Dear Heloise: One might assume that we would know by now, but we get frustrated in finding it difficult at times to peel the shell from hard-cooked eggs.

Would you please share the secret with us? — Midge in Pennsylvania

The fresher the egg, the harder to peel. Buy eggs a week or so before you need to cook them for hard-cooked eggs. Here are the instructions from our friends at the American Egg Board:

Gently put the eggs in a single layer in a deep saucepan that has a cover and add water so it covers the eggs by 1 inch. Cover the pan and place over heat until the water comes to a boil. ("Boil" is defined as the point at which large, breaking bubbles form in the water). When the water boils, turn off the heat and keep the pan covered (remove the pan from the burner if you have an electric stove).

Let stand 15 to 17 minutes, depending on the size of the eggs. Run cold water over the eggs until they are cool or add ice to cool quickly, about 5 minutes.
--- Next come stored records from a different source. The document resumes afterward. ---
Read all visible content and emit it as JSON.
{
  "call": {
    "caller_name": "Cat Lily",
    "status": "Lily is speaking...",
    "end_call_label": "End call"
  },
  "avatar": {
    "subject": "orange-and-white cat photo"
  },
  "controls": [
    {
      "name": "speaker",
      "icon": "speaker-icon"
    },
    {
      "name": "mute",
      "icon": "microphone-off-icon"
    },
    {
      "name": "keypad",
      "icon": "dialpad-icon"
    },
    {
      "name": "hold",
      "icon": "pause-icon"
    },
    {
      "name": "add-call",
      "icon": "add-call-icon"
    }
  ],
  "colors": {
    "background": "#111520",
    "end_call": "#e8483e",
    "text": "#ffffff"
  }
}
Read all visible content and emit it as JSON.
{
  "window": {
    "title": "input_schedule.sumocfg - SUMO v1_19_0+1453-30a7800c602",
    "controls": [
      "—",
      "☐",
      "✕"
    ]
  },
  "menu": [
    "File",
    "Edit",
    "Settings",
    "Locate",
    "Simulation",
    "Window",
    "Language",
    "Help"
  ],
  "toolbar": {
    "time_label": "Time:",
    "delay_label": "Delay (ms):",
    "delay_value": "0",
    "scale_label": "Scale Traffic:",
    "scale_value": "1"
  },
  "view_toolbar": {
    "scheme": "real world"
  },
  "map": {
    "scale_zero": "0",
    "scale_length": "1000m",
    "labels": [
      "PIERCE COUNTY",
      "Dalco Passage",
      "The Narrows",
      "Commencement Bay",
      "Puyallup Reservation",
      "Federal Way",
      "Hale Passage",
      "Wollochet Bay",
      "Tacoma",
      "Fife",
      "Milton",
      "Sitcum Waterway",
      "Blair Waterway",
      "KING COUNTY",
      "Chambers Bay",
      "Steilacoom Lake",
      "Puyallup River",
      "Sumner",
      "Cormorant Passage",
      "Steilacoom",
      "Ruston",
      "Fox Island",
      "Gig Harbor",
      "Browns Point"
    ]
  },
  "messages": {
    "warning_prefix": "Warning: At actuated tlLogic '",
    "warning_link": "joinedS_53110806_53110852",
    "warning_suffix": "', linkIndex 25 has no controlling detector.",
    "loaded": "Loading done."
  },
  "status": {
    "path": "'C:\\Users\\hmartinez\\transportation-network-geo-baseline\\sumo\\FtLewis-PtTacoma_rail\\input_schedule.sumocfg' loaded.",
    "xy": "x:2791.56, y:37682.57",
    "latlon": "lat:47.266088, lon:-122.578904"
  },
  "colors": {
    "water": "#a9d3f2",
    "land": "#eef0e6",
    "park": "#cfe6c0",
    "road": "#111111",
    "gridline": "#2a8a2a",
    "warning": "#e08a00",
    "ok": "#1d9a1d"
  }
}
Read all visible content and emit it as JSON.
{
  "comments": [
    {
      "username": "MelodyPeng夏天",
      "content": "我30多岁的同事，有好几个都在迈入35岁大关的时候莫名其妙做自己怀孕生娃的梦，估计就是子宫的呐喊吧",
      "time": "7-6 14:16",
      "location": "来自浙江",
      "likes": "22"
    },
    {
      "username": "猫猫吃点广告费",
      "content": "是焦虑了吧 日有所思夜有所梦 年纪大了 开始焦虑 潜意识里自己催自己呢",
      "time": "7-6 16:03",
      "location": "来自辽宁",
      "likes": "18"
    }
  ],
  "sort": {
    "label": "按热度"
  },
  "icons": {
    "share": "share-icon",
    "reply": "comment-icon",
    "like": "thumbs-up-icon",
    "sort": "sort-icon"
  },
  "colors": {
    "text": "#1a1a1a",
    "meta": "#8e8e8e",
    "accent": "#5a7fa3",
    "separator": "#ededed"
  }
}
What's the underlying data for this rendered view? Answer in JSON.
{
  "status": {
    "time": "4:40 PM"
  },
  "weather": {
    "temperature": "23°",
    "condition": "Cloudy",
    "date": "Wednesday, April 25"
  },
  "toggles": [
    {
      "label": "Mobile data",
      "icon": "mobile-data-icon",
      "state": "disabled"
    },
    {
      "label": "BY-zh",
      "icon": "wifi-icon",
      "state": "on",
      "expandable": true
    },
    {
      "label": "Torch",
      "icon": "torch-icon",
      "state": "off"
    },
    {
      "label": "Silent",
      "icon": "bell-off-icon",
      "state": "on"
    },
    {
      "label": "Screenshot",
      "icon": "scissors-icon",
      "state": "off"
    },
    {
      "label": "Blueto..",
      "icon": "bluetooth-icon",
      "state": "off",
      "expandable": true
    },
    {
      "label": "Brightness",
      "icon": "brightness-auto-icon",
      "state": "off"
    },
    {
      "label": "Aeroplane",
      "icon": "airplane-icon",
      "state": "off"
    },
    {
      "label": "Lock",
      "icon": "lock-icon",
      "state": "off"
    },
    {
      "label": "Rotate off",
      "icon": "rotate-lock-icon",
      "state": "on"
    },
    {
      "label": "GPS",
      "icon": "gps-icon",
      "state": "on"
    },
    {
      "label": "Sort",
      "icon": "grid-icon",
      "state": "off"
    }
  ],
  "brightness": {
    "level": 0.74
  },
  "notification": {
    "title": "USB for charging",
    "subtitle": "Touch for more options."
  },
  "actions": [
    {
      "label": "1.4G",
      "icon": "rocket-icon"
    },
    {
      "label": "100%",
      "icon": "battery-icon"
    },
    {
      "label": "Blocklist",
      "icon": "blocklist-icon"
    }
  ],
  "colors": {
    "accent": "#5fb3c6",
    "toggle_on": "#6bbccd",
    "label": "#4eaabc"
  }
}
Peel eggs by cracking the shell all over and rolling it between your hands to help loosen the shell. Hold the egg under water and start at the large end to begin peeling. — Heloise

Dear Heloise: Among my least-favorite cooking chores is chopping onions. To lessen the frequency of the task, I use my food processor to chop five or six cooking onions in one session. These I place in 1/2-cup increments in plastic sandwich bags, then place the bags in a heavy plastic freezer bag and freeze. The onions are thus measured and ready to pull out as needed for casseroles, meatloaves and such. In the same freezer bag, I also keep a sandwich bag of chives, which I have washed, dried with paper towels and chopped to be available as needed. Neither would be good in salads, but they are a boon to have on hand for cooking. — Claire from Kentucky

Dear Heloise: My wife makes a most wonderful meatloaf. To make it, prepare your usual mixture, but spread it thin on a sheet of wax paper, then spread a thin layer of drained sauerkraut over all of it. From one edge, roll up (it helps if you chill it a little) like a tube. Bake as usual. Even folks who don't like sauerkraut (my wife among them) love it! You can do this with grilled burgers — mix it up in your ground-beef patties. — Steve Shirley, Conway, Ark.

Dear Heloise: I keep a big, brown envelope full of special recipes I want to try, hints from Heloise, articles on restaurants I want to try in the future, companies I want to patronize, etc. This easily can be added to or culled out. — T.F. from Winchester, Va.


Send a great hint to: Heloise, P.O. Box 795000, San Antonio, TX 78279-5000; fax: 210-435-6473; e-mail: [email protected]. © King Features Syndicate Inc.